• _WORK ITEM_: Every line with the string "Lists" in it belongs in your answer, so copy them all from the data.

• _EXERCISE DATA_:
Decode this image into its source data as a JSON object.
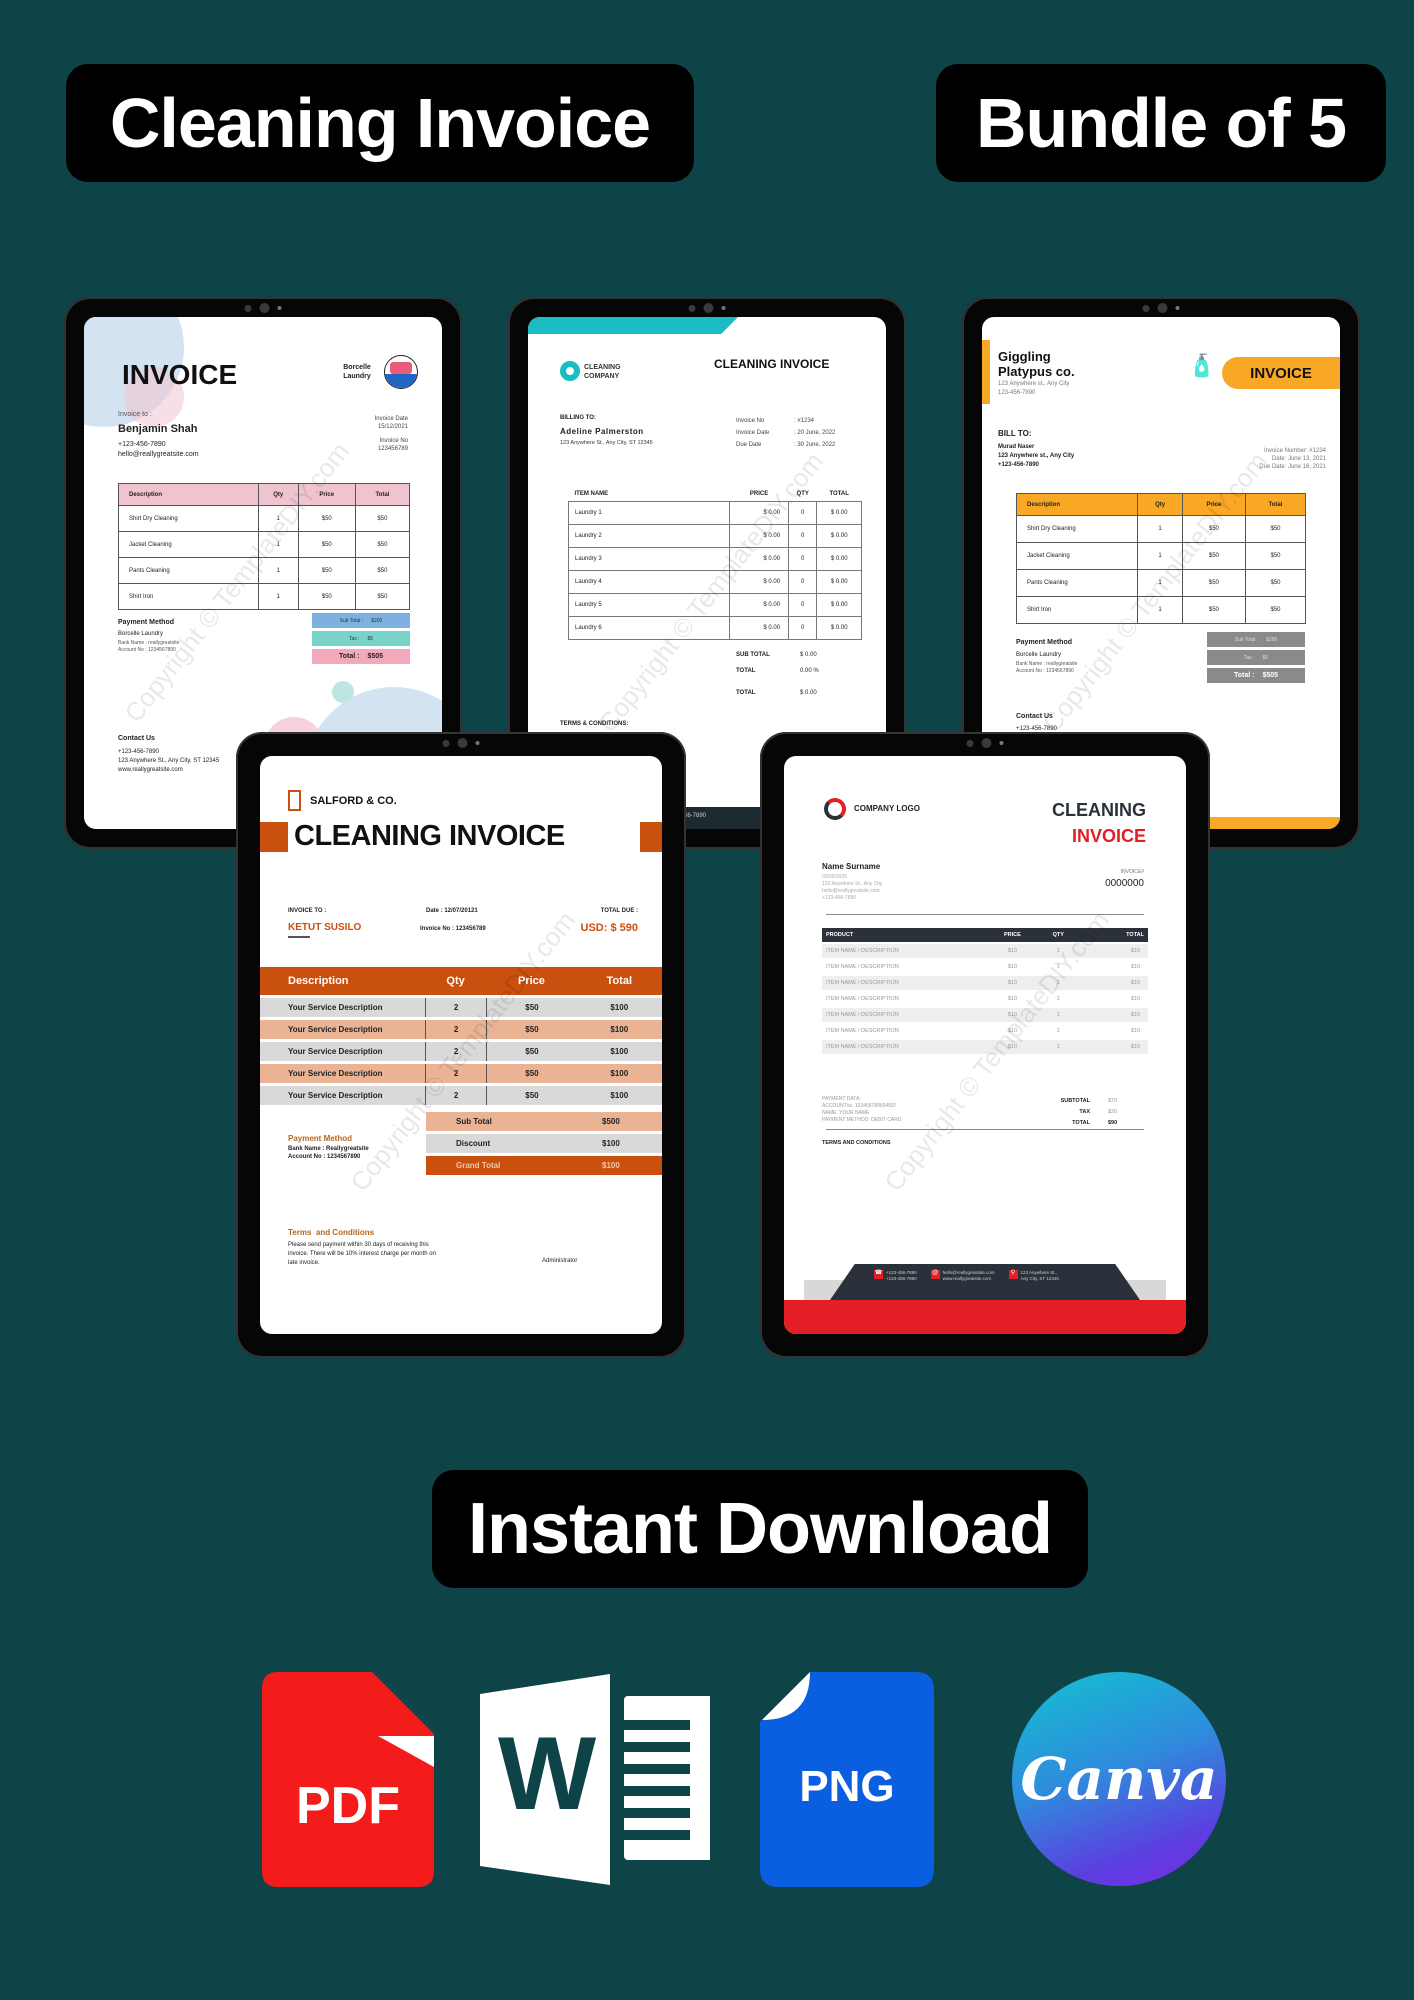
{
  "header": {
    "title": "Cleaning Invoice",
    "bundle": "Bundle of 5"
  },
  "watermark": "Copyright © TemplateDIY.com",
  "templates": [
    {
      "style": "pastel",
      "title": "INVOICE",
      "company": "Borcelle Laundry",
      "invoice_to_label": "Invoice to :",
      "client_name": "Benjamin Shah",
      "client_phone": "+123-456-7890",
      "client_email": "hello@reallygreatsite.com",
      "invoice_date_label": "Invoice Date",
      "invoice_date": "15/12/2021",
      "invoice_no_label": "Invoice No",
      "invoice_no": "123456789",
      "columns": [
        "Description",
        "Qty",
        "Price",
        "Total"
      ],
      "rows": [
        [
          "Shirt Dry Cleaning",
          "1",
          "$50",
          "$50"
        ],
        [
          "Jacket Cleaning",
          "1",
          "$50",
          "$50"
        ],
        [
          "Pants Cleaning",
          "1",
          "$50",
          "$50"
        ],
        [
          "Shirt Iron",
          "1",
          "$50",
          "$50"
        ]
      ],
      "payment_label": "Payment Method",
      "payment_company": "Borcelle Laundry",
      "bank_name": "Bank Name : reallygreatsite",
      "account_no": "Account No : 1234567890",
      "subtotal_label": "Sub Total :",
      "subtotal": "$200",
      "tax_label": "Tax :",
      "tax": "$5",
      "total_label": "Total :",
      "total": "$505",
      "contact_label": "Contact Us",
      "contact_phone": "+123-456-7890",
      "contact_address": "123 Anywhere St., Any City, ST 12345",
      "contact_web": "www.reallygreatsite.com",
      "colors": {
        "header": "#f0c4cf",
        "subtotal": "#7fb1e0",
        "tax": "#7ad3c8",
        "total": "#f2a9bb"
      }
    },
    {
      "style": "teal",
      "company_line1": "CLEANING",
      "company_line2": "COMPANY",
      "title": "CLEANING INVOICE",
      "billing_label": "BILLING TO:",
      "client_name": "Adeline Palmerston",
      "client_address": "123 Anywhere St., Any City, ST 12345",
      "meta": [
        {
          "label": "Invoice No",
          "value": ": #1234"
        },
        {
          "label": "Invoice Date",
          "value": ": 20 June, 2022"
        },
        {
          "label": "Due Date",
          "value": ": 30 June, 2022"
        }
      ],
      "columns": [
        "ITEM NAME",
        "PRICE",
        "QTY",
        "TOTAL"
      ],
      "rows": [
        [
          "Laundry 1",
          "$ 0.00",
          "0",
          "$ 0.00"
        ],
        [
          "Laundry 2",
          "$ 0.00",
          "0",
          "$ 0.00"
        ],
        [
          "Laundry 3",
          "$ 0.00",
          "0",
          "$ 0.00"
        ],
        [
          "Laundry 4",
          "$ 0.00",
          "0",
          "$ 0.00"
        ],
        [
          "Laundry 5",
          "$ 0.00",
          "0",
          "$ 0.00"
        ],
        [
          "Laundry 6",
          "$ 0.00",
          "0",
          "$ 0.00"
        ]
      ],
      "totals": [
        {
          "label": "SUB TOTAL",
          "value": "$ 0.00"
        },
        {
          "label": "TOTAL",
          "value": "0.00 %"
        },
        {
          "label": "TOTAL",
          "value": "$ 0.00"
        }
      ],
      "terms_label": "TERMS & CONDITIONS:",
      "footer_phone": "56-7890",
      "colors": {
        "accent": "#1bbcc4"
      }
    },
    {
      "style": "orange",
      "company_line1": "Giggling",
      "company_line2": "Platypus co.",
      "company_address": "123 Anywhere st., Any City",
      "company_phone": "123-456-7890",
      "title": "INVOICE",
      "bill_to_label": "BILL TO:",
      "client_name": "Murad Naser",
      "client_address": "123 Anywhere st., Any City",
      "client_phone": "+123-456-7890",
      "invoice_number": "Invoice Number: #1234",
      "date": "Date: June 13, 2021",
      "due_date": "Due Date: June 16, 2021",
      "columns": [
        "Description",
        "Qty",
        "Price",
        "Total"
      ],
      "rows": [
        [
          "Shirt Dry Cleaning",
          "1",
          "$50",
          "$50"
        ],
        [
          "Jacket Cleaning",
          "1",
          "$50",
          "$50"
        ],
        [
          "Pants Cleaning",
          "1",
          "$50",
          "$50"
        ],
        [
          "Shirt Iron",
          "1",
          "$50",
          "$50"
        ]
      ],
      "payment_label": "Payment Method",
      "payment_company": "Borcelle Laundry",
      "bank_name": "Bank Name : reallygreatsite",
      "account_no": "Account No : 1234567890",
      "subtotal_label": "Sub Total :",
      "subtotal": "$200",
      "tax_label": "Tax :",
      "tax": "$5",
      "total_label": "Total :",
      "total": "$505",
      "contact_label": "Contact Us",
      "contact_phone": "+123-456-7890",
      "colors": {
        "accent": "#f9a825",
        "summary": "#8a8a8a"
      }
    },
    {
      "style": "rust",
      "company": "SALFORD & CO.",
      "title": "CLEANING INVOICE",
      "invoice_to_label": "INVOICE TO :",
      "client_name": "KETUT SUSILO",
      "date": "Date : 12/07/20121",
      "invoice_no": "Invoice No : 123456789",
      "total_due_label": "TOTAL DUE :",
      "total_due": "USD: $ 590",
      "columns": [
        "Description",
        "Qty",
        "Price",
        "Total"
      ],
      "rows": [
        [
          "Your Service Description",
          "2",
          "$50",
          "$100"
        ],
        [
          "Your Service Description",
          "2",
          "$50",
          "$100"
        ],
        [
          "Your Service Description",
          "2",
          "$50",
          "$100"
        ],
        [
          "Your Service Description",
          "2",
          "$50",
          "$100"
        ],
        [
          "Your Service Description",
          "2",
          "$50",
          "$100"
        ]
      ],
      "payment_label": "Payment Method",
      "bank_name": "Bank Name : Reallygreatsite",
      "account_no": "Account No : 1234567890",
      "subtotal_label": "Sub Total",
      "subtotal": "$500",
      "discount_label": "Discount",
      "discount": "$100",
      "grand_total_label": "Grand Total",
      "grand_total": "$100",
      "terms_label": "Terms  and Conditions",
      "terms_text": "Please send payment within 30 days of receiving this invoice. There will be 10% interest charge per month on late invoice.",
      "signature": "Administrator",
      "colors": {
        "accent": "#c9500f",
        "light": "#eab394",
        "gray": "#d9d9d9",
        "label": "#b7661f"
      }
    },
    {
      "style": "red-dark",
      "company": "COMPANY LOGO",
      "title_line1": "CLEANING",
      "title_line2": "INVOICE",
      "client_name": "Name Surname",
      "client_date": "02/05/2025",
      "client_address": "123 Anywhere St., Any City",
      "client_email": "hello@reallygreatsite.com",
      "client_phone": "+123-456-7890",
      "invoice_label": "INVOICE#",
      "invoice_no": "0000000",
      "columns": [
        "PRODUCT",
        "PRICE",
        "QTY",
        "TOTAL"
      ],
      "rows": [
        [
          "ITEM NAME / DESCRIPTION",
          "$10",
          "1",
          "$10"
        ],
        [
          "ITEM NAME / DESCRIPTION",
          "$10",
          "1",
          "$10"
        ],
        [
          "ITEM NAME / DESCRIPTION",
          "$10",
          "1",
          "$10"
        ],
        [
          "ITEM NAME / DESCRIPTION",
          "$10",
          "1",
          "$10"
        ],
        [
          "ITEM NAME / DESCRIPTION",
          "$10",
          "1",
          "$10"
        ],
        [
          "ITEM NAME / DESCRIPTION",
          "$10",
          "1",
          "$10"
        ],
        [
          "ITEM NAME / DESCRIPTION",
          "$10",
          "1",
          "$10"
        ]
      ],
      "payment_lines": [
        "PAYMENT DATA:",
        "ACCOUNT№: 123456789654597",
        "NAME: YOUR NAME",
        "PAYMENT METHOD: DEBIT CARD"
      ],
      "totals": [
        {
          "label": "SUBTOTAL",
          "value": "$70"
        },
        {
          "label": "TAX",
          "value": "$20"
        },
        {
          "label": "TOTAL",
          "value": "$90"
        }
      ],
      "terms_label": "TERMS AND CONDITIONS",
      "footer": {
        "phone": "+123-456-7890\n+123-456-7890",
        "email": "hello@reallygreatsite.com\nwww.reallygreatsite.com",
        "address": "123 Anywhere St.,\nAny City, ST 12345"
      },
      "colors": {
        "dark": "#2b313b",
        "red": "#e31e24"
      }
    }
  ],
  "cta": {
    "label": "Instant Download"
  },
  "formats": [
    {
      "name": "PDF",
      "icon": "pdf-file-icon",
      "color": "#f41b1b"
    },
    {
      "name": "W",
      "icon": "word-icon",
      "color": "#ffffff"
    },
    {
      "name": "PNG",
      "icon": "png-file-icon",
      "color": "#0a5ee0"
    },
    {
      "name": "Canva",
      "icon": "canva-logo",
      "color": "#7d2ae8"
    }
  ]
}
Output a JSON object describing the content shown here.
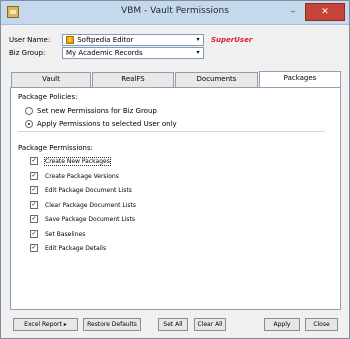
{
  "window": {
    "title": "VBM - Vault Permissions",
    "minimize_glyph": "–",
    "close_glyph": "✕"
  },
  "form": {
    "user_name_label": "User Name:",
    "user_name_value": "Softpedia Editor",
    "role_badge": "SuperUser",
    "biz_group_label": "Biz Group:",
    "biz_group_value": "My Academic Records",
    "dropdown_glyph": "▾",
    "logo_badge_glyph": "s"
  },
  "tabs": [
    {
      "label": "Vault",
      "active": false
    },
    {
      "label": "RealFS",
      "active": false
    },
    {
      "label": "Documents",
      "active": false
    },
    {
      "label": "Packages",
      "active": true
    }
  ],
  "packages": {
    "policies_label": "Package Policies:",
    "option_biz_group": "Set new Permissions for Biz Group",
    "option_selected_user": "Apply Permissions to selected User only",
    "selected_option": "option_selected_user",
    "permissions_label": "Package Permissions:",
    "permissions": [
      {
        "label": "Create New Packages",
        "checked": true
      },
      {
        "label": "Create Package Versions",
        "checked": true
      },
      {
        "label": "Edit Package Document Lists",
        "checked": true
      },
      {
        "label": "Clear Package Document Lists",
        "checked": true
      },
      {
        "label": "Save Package Document Lists",
        "checked": true
      },
      {
        "label": "Set Baselines",
        "checked": true
      },
      {
        "label": "Edit Package Details",
        "checked": true
      }
    ],
    "check_glyph": "✓"
  },
  "buttons": {
    "excel_report": "Excel Report",
    "excel_arrow": "▸",
    "restore_defaults": "Restore Defaults",
    "set_all": "Set All",
    "clear_all": "Clear All",
    "apply": "Apply",
    "close": "Close"
  },
  "colors": {
    "role_badge": "#d3202f",
    "titlebar": "#c6d8ec",
    "close_button": "#c7443a"
  }
}
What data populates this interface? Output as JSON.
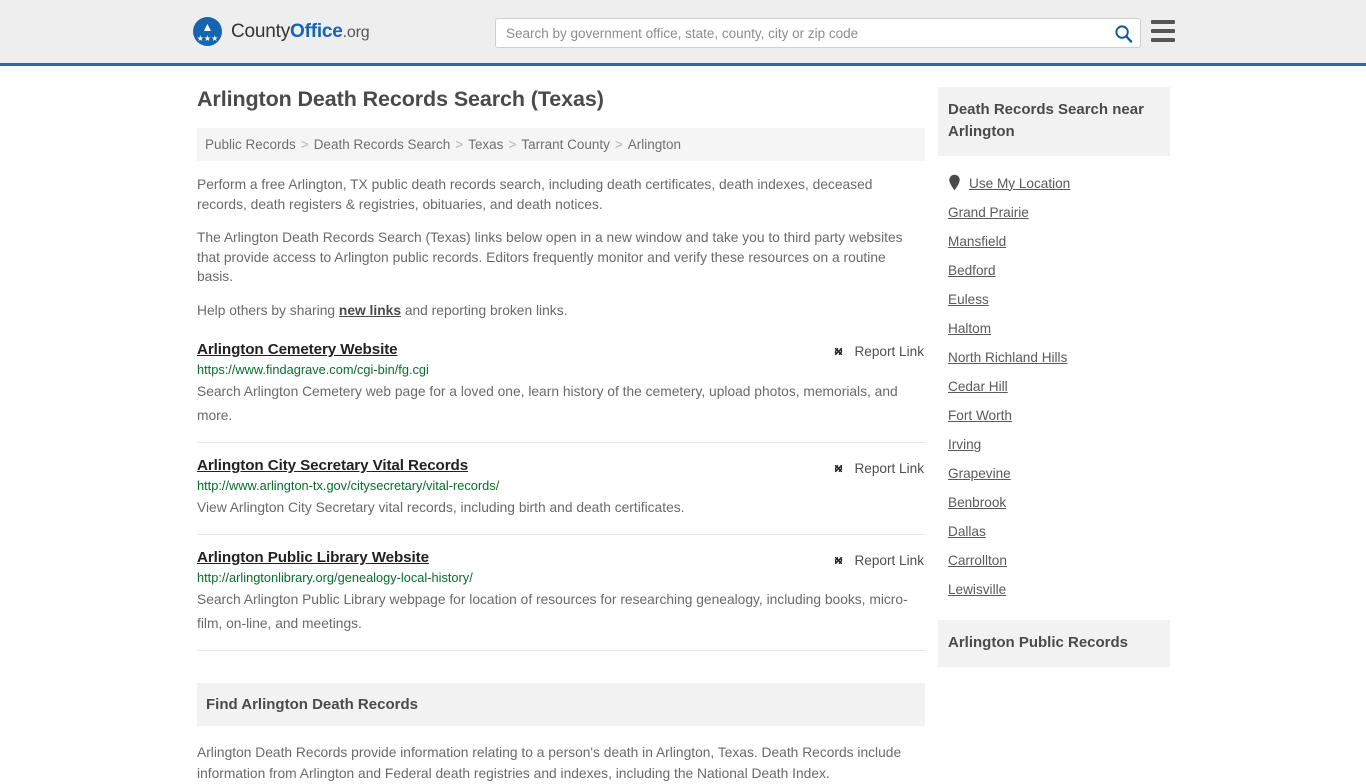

• _TASK OUTPUT_:
        "label": "Edit Package Document Lists",
        "label": "Clear Package Document Lists",
        "label": "Save Package Document Lists",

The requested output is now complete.